He defined the jobs debate early by focusing on the limited job growth that occurred on Massachusetts under Romney – attacking Romney directly before Romney could attack him directly.
Perry also shined when asked about the death penalty and gun control – two issues where he will be right there with any of this opponents.
“In the state of Texas, our citizens have made that decision, and they made it clear,” Perry said. “And they don’t want you to commit those crimes against our citizens. And if you do, you will face the ultimate justice.”
Republicans strategist Curt Anderson said any concept of Perry dropping the ball is overblown.
“I think Perry seemed comfortable in his own skin,” Anderson said. “I don’t buy the uneven notion. I believe there is a massive gulf between what the media thinks and what the primary voters think.”
The question for Perry going forward – and with plenty of debates still set between now and the Iowa caucuses – is whether he can avoid the kind of stumble he had on the global warming question and whether his Social Security stance is tenable.
Perry’s supporters may well be on board with his position on both of those issues, and overall he handled himself well, but his performance also confirmed some of his vulnerabilities going forward.
(And for our extensive winners and losers post, see The Fix’s post last night.)
Gallups shows Obama slipping among Hispanics: More than any other racial group. Latinos have soured on President Obama.
Gallup polling shows Obama’s approval among Hispanics dropping to 48 percent for the month of August. That’s down from a high of 82 percent early in his presidency.
That 34-point drop is bigger than his decline among whites (25 percent) and African-Americans (8 percent) and could have a big effect on the 2012 elections, given that Latinos have shown a willingness to vote for the right kind of Republican.
Perry voted for Reagan: Despite supporting Al Gore in the 1988 presidential race, Perry voted for Ronald Reagan twice, according to a spokesman.
The spokesman, Ray Sullivan, told MSNBC Thursday that the then-Democratic state legislator Perry nonetheless voted for the GOP presidential candidate in 1980 and 1984.
Rep. Ron Paul (R-Texas) this week began running an ad making hay of Perry’s support for Gore in the 1988 presidential race.
Some Republicans skipping Obama speech: Two senators and a handful of House members are not planning to attend Obama's address to Congress tomorrow night — whether or not they have other plans.
Sen. David Vitter (R-La.) has a football party to attend back home. Sen. Jim DeMint (R-S.C.) said he was too “frustrated” with the president to go; he’ll be meeting with Boeing officials instead.

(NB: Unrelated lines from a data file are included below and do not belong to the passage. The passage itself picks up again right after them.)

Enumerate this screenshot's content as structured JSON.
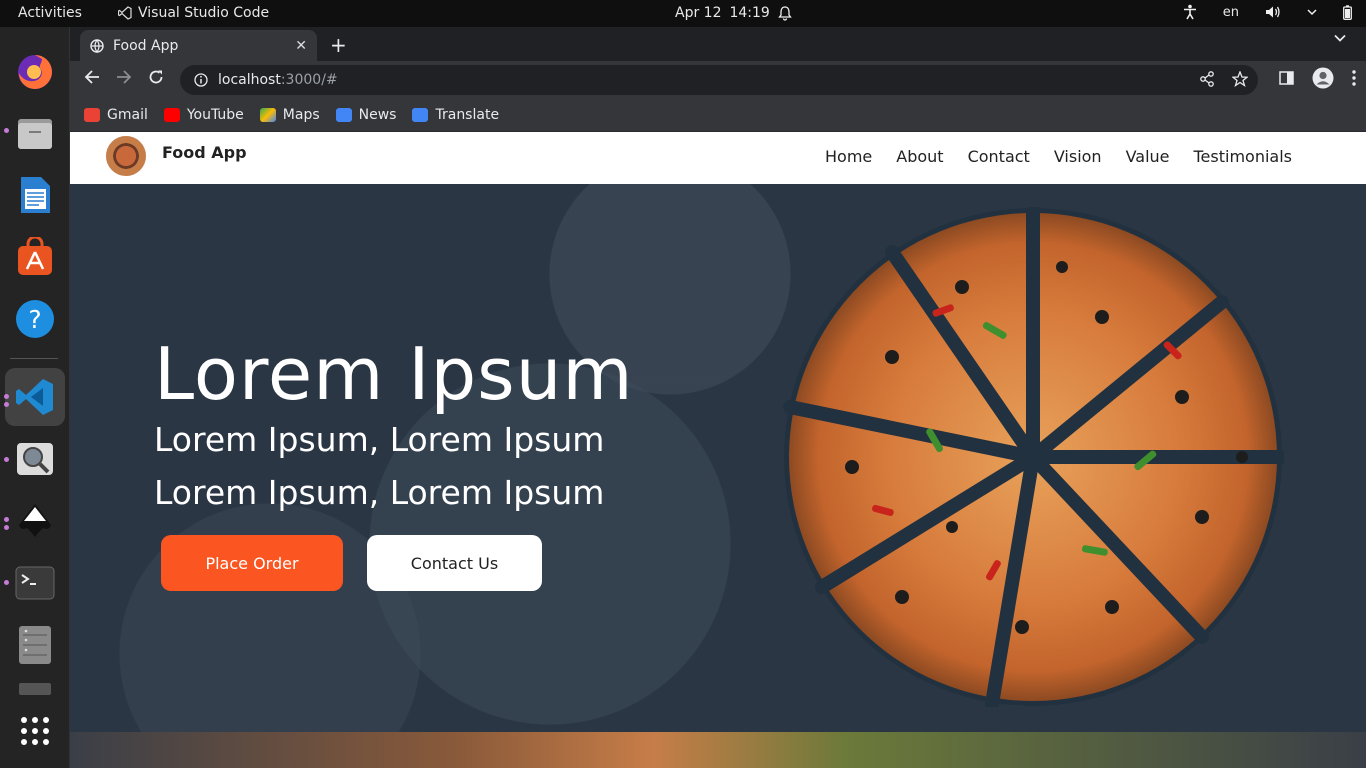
{
  "topbar": {
    "activities": "Activities",
    "app_name": "Visual Studio Code",
    "date": "Apr 12",
    "time": "14:19",
    "lang": "en"
  },
  "dock": {
    "items": [
      "firefox-icon",
      "files-icon",
      "writer-icon",
      "software-icon",
      "help-icon",
      "vscode-icon",
      "magnifier-icon",
      "inkscape-icon",
      "terminal-icon",
      "server-icon",
      "trash-icon",
      "apps-grid-icon"
    ]
  },
  "browser": {
    "tab_title": "Food App",
    "url_host": "localhost",
    "url_rest": ":3000/#",
    "bookmarks": [
      {
        "label": "Gmail",
        "color": "#ea4335"
      },
      {
        "label": "YouTube",
        "color": "#ff0000"
      },
      {
        "label": "Maps",
        "color": "#34a853"
      },
      {
        "label": "News",
        "color": "#4285f4"
      },
      {
        "label": "Translate",
        "color": "#4285f4"
      }
    ]
  },
  "site": {
    "brand": "Food App",
    "menu": [
      "Home",
      "About",
      "Contact",
      "Vision",
      "Value",
      "Testimonials"
    ],
    "hero": {
      "title": "Lorem Ipsum",
      "subtitle1": "Lorem Ipsum, Lorem Ipsum",
      "subtitle2": "Lorem Ipsum, Lorem Ipsum",
      "order_button": "Place Order",
      "contact_button": "Contact Us"
    },
    "colors": {
      "accent": "#fb5622",
      "hero_bg": "#2b3644"
    }
  }
}
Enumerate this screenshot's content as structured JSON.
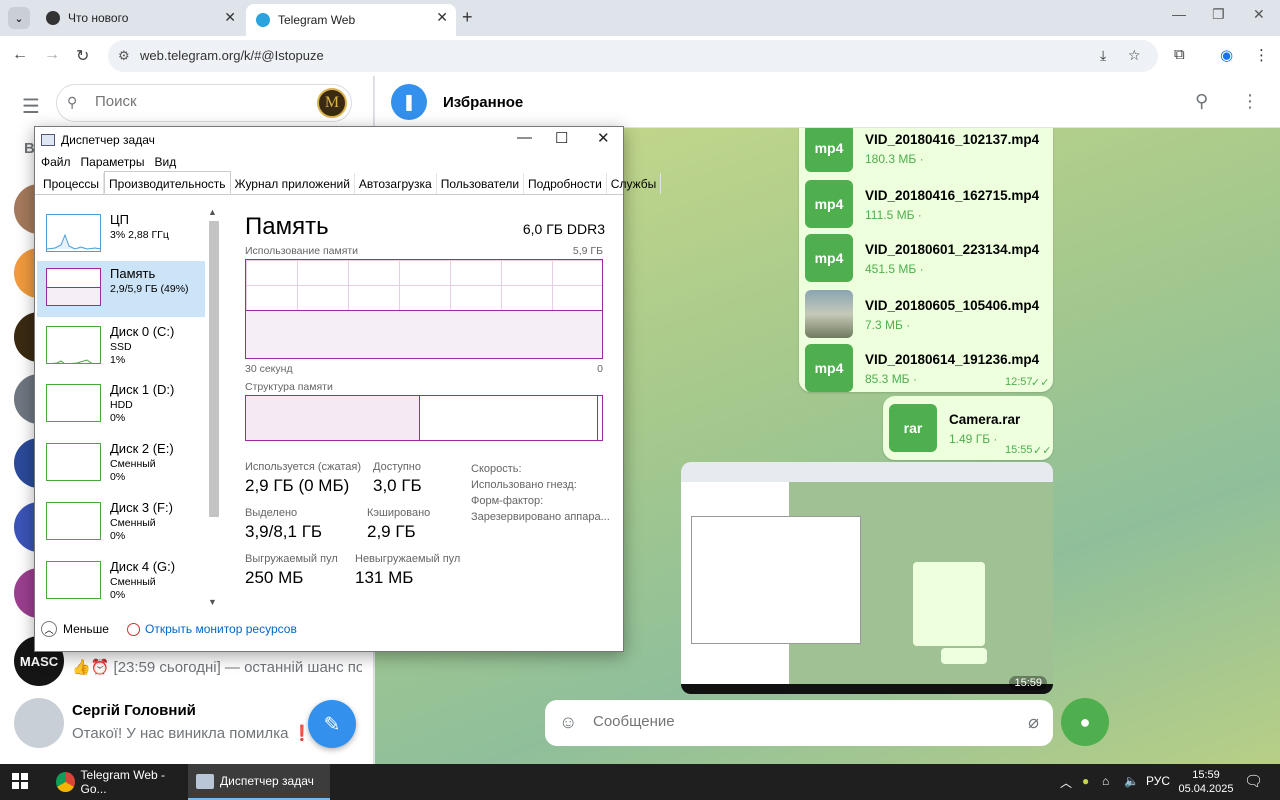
{
  "browser": {
    "tabs": [
      {
        "title": "Что нового"
      },
      {
        "title": "Telegram Web"
      }
    ],
    "url": "web.telegram.org/k/#@Istopuze"
  },
  "telegram": {
    "search_placeholder": "Поиск",
    "folder_letter": "В",
    "chats": [
      {
        "avatar": "MASC",
        "name": "",
        "last": "👍⏰ [23:59 сьогодні] — останній шанс по..."
      },
      {
        "avatar": "",
        "name": "Сергій Головний",
        "last": "Отакої! У нас виникла помилка ❗ В..."
      }
    ],
    "header_title": "Избранное",
    "files": [
      {
        "ext": "mp4",
        "name": "VID_20180416_102137.mp4",
        "size": "180.3 МБ ·"
      },
      {
        "ext": "mp4",
        "name": "VID_20180416_162715.mp4",
        "size": "111.5 МБ ·"
      },
      {
        "ext": "mp4",
        "name": "VID_20180601_223134.mp4",
        "size": "451.5 МБ ·"
      },
      {
        "ext": "",
        "name": "VID_20180605_105406.mp4",
        "size": "7.3 МБ ·"
      },
      {
        "ext": "mp4",
        "name": "VID_20180614_191236.mp4",
        "size": "85.3 МБ ·"
      }
    ],
    "files_time": "12:57",
    "rar": {
      "ext": "rar",
      "name": "Camera.rar",
      "size": "1.49 ГБ ·",
      "time": "15:55"
    },
    "screenshot_time": "15:59",
    "composer_placeholder": "Сообщение"
  },
  "taskmgr": {
    "title": "Диспетчер задач",
    "menu": [
      "Файл",
      "Параметры",
      "Вид"
    ],
    "tabs": [
      "Процессы",
      "Производительность",
      "Журнал приложений",
      "Автозагрузка",
      "Пользователи",
      "Подробности",
      "Службы"
    ],
    "resources": [
      {
        "name": "ЦП",
        "sub": "3% 2,88 ГГц",
        "sub2": ""
      },
      {
        "name": "Память",
        "sub": "2,9/5,9 ГБ (49%)",
        "sub2": ""
      },
      {
        "name": "Диск 0 (C:)",
        "sub": "SSD",
        "sub2": "1%"
      },
      {
        "name": "Диск 1 (D:)",
        "sub": "HDD",
        "sub2": "0%"
      },
      {
        "name": "Диск 2 (E:)",
        "sub": "Сменный",
        "sub2": "0%"
      },
      {
        "name": "Диск 3 (F:)",
        "sub": "Сменный",
        "sub2": "0%"
      },
      {
        "name": "Диск 4 (G:)",
        "sub": "Сменный",
        "sub2": "0%"
      }
    ],
    "memory": {
      "heading": "Память",
      "capacity": "6,0 ГБ DDR3",
      "usage_label": "Использование памяти",
      "usage_max": "5,9 ГБ",
      "time_label": "30 секунд",
      "zero": "0",
      "usage_fraction": 0.49,
      "structure_label": "Структура памяти",
      "used_fraction": 0.49,
      "standby_fraction": 0.99,
      "stats": [
        {
          "label": "Используется (сжатая)",
          "value": "2,9 ГБ (0 МБ)"
        },
        {
          "label": "Доступно",
          "value": "3,0 ГБ"
        },
        {
          "label": "Выделено",
          "value": "3,9/8,1 ГБ"
        },
        {
          "label": "Кэшировано",
          "value": "2,9 ГБ"
        },
        {
          "label": "Выгружаемый пул",
          "value": "250 МБ"
        },
        {
          "label": "Невыгружаемый пул",
          "value": "131 МБ"
        }
      ],
      "props": [
        "Скорость:",
        "Использовано гнезд:",
        "Форм-фактор:",
        "Зарезервировано аппара..."
      ]
    },
    "less": "Меньше",
    "monitor_link": "Открыть монитор ресурсов"
  },
  "taskbar": {
    "items": [
      "Telegram Web - Go...",
      "Диспетчер задач"
    ],
    "lang": "РУС",
    "time": "15:59",
    "date": "05.04.2025"
  },
  "colors": {
    "telegram_blue": "#3390ec",
    "telegram_green": "#4fae4e",
    "memory_purple": "#9c2a9c"
  }
}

Freshman Rep. Joe Walsh (R-Ill.) announced last week that he wasn’t interested in being a “prop” for the president. Rep. Paul Broun (R-Ga.) will watch from across the street, and Rep. Ron Paul (R-Texas) is not planning to attend.
On the other hand, House Majority Leader Eric Cantor (R-Va.) has struck a conciliatory tone, saying today: “I think we need to build consensus, and that’s going to require us all not to impugn motives or to question patriotism.”
New York 9th district special election candidate David Weprin (D) touts his New York Times endorsement and ties GOP opponent Bob Turner to the tea party in a new ad.
Turner says he was joking when he said at a forum that he hadn’t met a tax loophole he didn’t like.
Erick Erickson is over Sarah Palin.
Rep. Gary Peters (D-Mich.) has decided to run in a primary against freshman Rep. Hansen Clarke (D), rather than against longtime Rep. Sandy Levin (D). Much of Peters’s territory is in Levin’s more suburban district in the GOP’s redistricting map, but Clarke is running in a much different district than he has now.
There won’t be a primary between Reps. Dan Lungren (R-Calif.) and Tom McClintock (R).
Rep. Thad McCotter (R-Mich.) spent last night’s debate live-tweeting the History Channel.
“GOP’s Special (Races) Treatment” — Reid Wilson, National Journal
“Ohio residents frustrated with economy and politicians” — Mark Z. Barabak, L.A. Times
“Oil drilling in the Everglades has long history” — Craig Pittman, St. Petersburg Times
“Obama jobs plan could cost $300 billion” — Scott Wilson, Washington Post